CHINA’S endless demand for Australian dairy and baby formula is behind the butter price rises — and it will soon force bakeries to switch from using butter to margarine to survive.
Many sausage rolls, Swiss rolls, biscuits and croissants will start tasting different as bakeries deal with a 30 per cent increases in the cost of butter.
The value of dairy exports to China in 2016-17 was about $403 million, up from $144m five years prior.
IBISWorld figures also reveal China is taking 67 per cent of Australia’s $45m infant formula export market, compared to 26 per cent five years ago.
IBISWorld senior analyst Sam Johnson said there is a link between the China’s insatiable demand for infant baby formula and the price of our butter.
“Many dairy processors have diverted production towards more value-added products that attract a premium, including cheese, cream and, to a somewhat lesser extent, proteins and infant formulas,” he said.
“So, rising production of higher priced dairy products has reduced butter supply, contributing to higher butter prices.
“Despite high butter prices, many Australian dairy processors have yet to respond with significantly higher output, instead continuing to channel milk into production of value-added products.”
Unable to increase their prices, many bakeries are instead mixing margarine into the formula they use to make baked goods.
The continued decline in skim milk consumption, extreme weather events and dairy producers’ desire to sell value-added premium products have all contributed to spread hip pocket pain across the country.
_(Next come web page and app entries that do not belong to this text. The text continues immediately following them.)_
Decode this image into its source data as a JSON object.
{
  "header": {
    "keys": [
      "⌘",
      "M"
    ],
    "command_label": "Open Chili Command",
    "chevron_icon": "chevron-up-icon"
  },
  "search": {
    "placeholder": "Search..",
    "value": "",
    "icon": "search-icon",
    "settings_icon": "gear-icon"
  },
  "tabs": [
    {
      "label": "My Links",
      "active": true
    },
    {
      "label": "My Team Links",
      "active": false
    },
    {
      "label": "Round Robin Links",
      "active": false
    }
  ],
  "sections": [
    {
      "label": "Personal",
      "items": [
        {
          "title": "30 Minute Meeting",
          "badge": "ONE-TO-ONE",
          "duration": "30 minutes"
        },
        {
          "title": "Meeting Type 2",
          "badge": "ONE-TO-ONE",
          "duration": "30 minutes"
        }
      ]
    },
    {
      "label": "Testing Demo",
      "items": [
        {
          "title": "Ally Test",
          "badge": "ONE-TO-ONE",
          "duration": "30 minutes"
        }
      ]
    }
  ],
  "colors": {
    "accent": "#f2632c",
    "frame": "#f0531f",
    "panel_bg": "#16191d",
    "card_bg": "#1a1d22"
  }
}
Essence Patisserie owner Brendan Giardina said he has already tested croissants, sausage rolls, shortbreads and lemon tarts using butter substitutes such as margarine.
“By using half butter and half (butter) substitute you get about 70 per cent of the original flavour,” the Rouse Hill businessman told The Sunday Telegraph.
“If there is another price rise before Christmas, which there is likely to be, then we will switch to using butter substitutes.
“Otherwise we would have to increase the price. I would prefer to sell more at the same price rather than put the price up and sell less.
“We are a family-orientated area so we don’t want to put the price up.”
Parramatta’s T & J Bakery Cake Shop manger Grace Zhou has already included margarine in their baked goods, saying customers would not tolerate even a $1 increase in price.
The Sunday Telegraph has spoken to two other Sydney bakeries which are doing the same.
The pain is also hitting restaurateurs like French-born chef Guillaume Brahimi.
The Guillaume Paddington owner goes through 100kg of butter a week and said price are going beyond.
Mr Brahimi ruled out cooking with margarine, saying he is looking at alternative ways to recoup his losses.
“Forget about North Korea, there is a butter shortage in France and beyond,” he said.
“We are giving butter away when people arrive. Maybe we need to start charging for it.”
The price of butter on supermarket shelves has increased 30 per cent in the past 12 months, according to industry body Dairy Australia.